• **EXERCISE OBJECTIVE**
The records below are to be reproduced word for word.

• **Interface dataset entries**

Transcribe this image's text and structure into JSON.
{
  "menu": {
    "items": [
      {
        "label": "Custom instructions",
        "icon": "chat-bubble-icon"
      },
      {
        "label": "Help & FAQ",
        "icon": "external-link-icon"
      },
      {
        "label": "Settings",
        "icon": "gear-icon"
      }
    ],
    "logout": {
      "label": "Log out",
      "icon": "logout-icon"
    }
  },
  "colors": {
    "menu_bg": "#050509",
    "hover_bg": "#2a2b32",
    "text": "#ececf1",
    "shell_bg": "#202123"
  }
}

• **RESPONSE**
Transcribe this image's text and structure into JSON.
{
  "menu": {
    "items": [
      {
        "label": "Custom instructions",
        "icon": "chat-bubble-icon"
      },
      {
        "label": "Help & FAQ",
        "icon": "external-link-icon"
      },
      {
        "label": "Settings",
        "icon": "gear-icon"
      }
    ],
    "logout": {
      "label": "Log out",
      "icon": "logout-icon"
    }
  },
  "colors": {
    "menu_bg": "#050509",
    "hover_bg": "#2a2b32",
    "text": "#ececf1",
    "shell_bg": "#202123"
  }
}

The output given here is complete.